How to Become a Great Poker Player
Poker is a game that involves a high degree of luck and skill. It’s a crazy game with ups and downs; sometimes you will be jumping for joy and other times despairing at your terrible luck. However, over the long run, the best players are those who love the game and have a strategy that they stick to.
The object of the game is to execute the most profitable actions (bet, raise or fold) based on the information at hand, with the goal of maximising the long-term expectation. The decisions you make in poker are based on probability, psychology, and game theory. There are many different strategies that players can choose from, and the best player is one who develops their own strategy through detailed self-examination, taking notes or discussing their play with others.
Each betting interval in a hand of poker is initiated when a player puts in a bet of one or more chips. Then, the players to the left can either call the bet by putting in the same amount or raise the bet by increasing the amount they put into the pot. A player may also drop their hand (fold), in which case they forfeit any money that they have already put into the pot.

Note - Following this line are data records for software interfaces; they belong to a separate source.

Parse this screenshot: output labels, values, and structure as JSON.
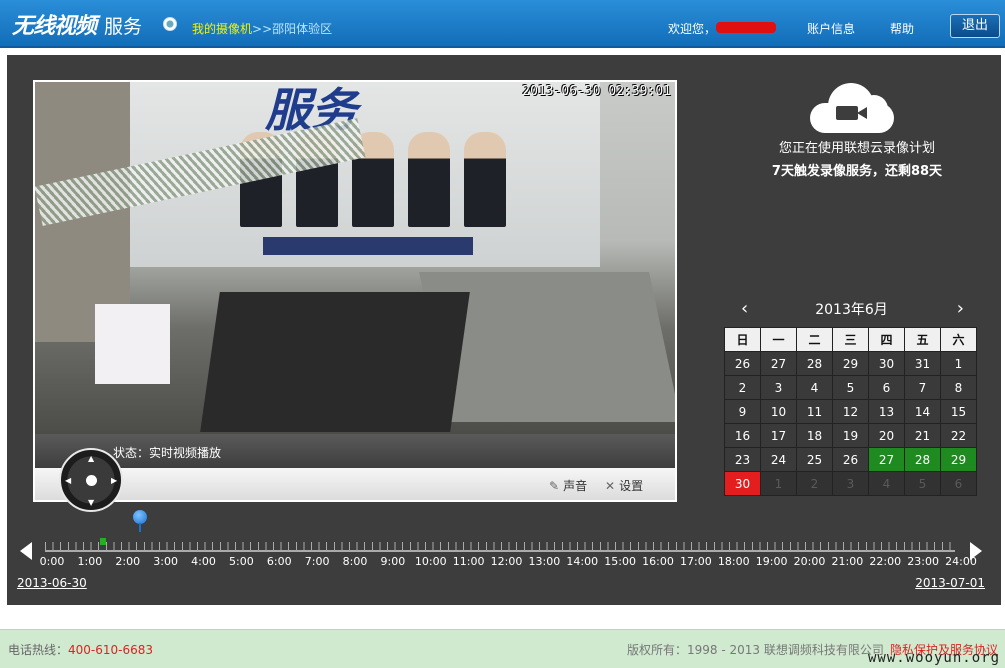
{
  "header": {
    "logo_text": "无线视频",
    "logo_sub": "服务",
    "crumb_camera": "我的摄像机",
    "crumb_sep": ">>",
    "crumb_location": "邵阳体验区",
    "welcome": "欢迎您，",
    "account_link": "账户信息",
    "help_link": "帮助",
    "logout_button": "退出"
  },
  "video": {
    "timestamp": "2013-06-30 02:39:01",
    "status": "状态：实时视频播放",
    "sound_label": "声音",
    "settings_label": "设置"
  },
  "plan": {
    "line1": "您正在使用联想云录像计划",
    "line2": "7天触发录像服务，还剩88天"
  },
  "calendar": {
    "month_label": "2013年6月",
    "weekdays": [
      "日",
      "一",
      "二",
      "三",
      "四",
      "五",
      "六"
    ],
    "rows": [
      [
        "26",
        "27",
        "28",
        "29",
        "30",
        "31",
        "1"
      ],
      [
        "2",
        "3",
        "4",
        "5",
        "6",
        "7",
        "8"
      ],
      [
        "9",
        "10",
        "11",
        "12",
        "13",
        "14",
        "15"
      ],
      [
        "16",
        "17",
        "18",
        "19",
        "20",
        "21",
        "22"
      ],
      [
        "23",
        "24",
        "25",
        "26",
        "27",
        "28",
        "29"
      ],
      [
        "30",
        "1",
        "2",
        "3",
        "4",
        "5",
        "6"
      ]
    ],
    "recorded_days": [
      "27",
      "28",
      "29"
    ],
    "today": "30",
    "colors": {
      "recorded": "#1f8a1f",
      "today": "#e41e1e"
    }
  },
  "timeline": {
    "hours": [
      "0:00",
      "1:00",
      "2:00",
      "3:00",
      "4:00",
      "5:00",
      "6:00",
      "7:00",
      "8:00",
      "9:00",
      "10:00",
      "11:00",
      "12:00",
      "13:00",
      "14:00",
      "15:00",
      "16:00",
      "17:00",
      "18:00",
      "19:00",
      "20:00",
      "21:00",
      "22:00",
      "23:00",
      "24:00"
    ],
    "start_date": "2013-06-30",
    "end_date": "2013-07-01"
  },
  "footer": {
    "hotline_label": "电话热线：",
    "hotline_number": "400-610-6683",
    "copyright": "版权所有：1998 - 2013 联想调频科技有限公司",
    "privacy": "隐私保护及服务协议",
    "watermark": "www.wooyun.org"
  }
}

A good poker player knows how to calculate pot odds and percentages quickly. They also know how to read the other players and identify their mistakes. They are also able to understand the concept of risk vs. reward, meaning that the expected value of a certain bet is calculated by comparing the amount of money they could win with their current cards against the odds of winning with those same cards.
Some of the most successful poker players have had some disastrous periods of luck in their careers, but they managed to bounce back and now enjoy million dollar paydays on the pro circuit. However, even these pros had to start at the bottom of the mountain, so don’t be discouraged if you lose some money early on.
The first step to becoming a great poker player is learning the rules of the game. There are many different versions of poker, but the basic rule is that everyone starts with five cards and the person with the best four-card hand wins. In some variations, the fifth card can be used to complete a straight or flush.
In most poker games, a standard 52-card pack is used, and two packs are often utilized in order to speed up the deal. While the previous dealer assembles the cards that have been dealt, the other pack is being shuffled and prepared for the next deal.
The most important part of a poker game is the ability to read your opponents. This is a general skill that can be learned by studying body language, facial expressions and other tells. However, a poker player’s ability to read other players is more specific, and involves tracking things like how quickly they move their chips and the time they take to make a decision.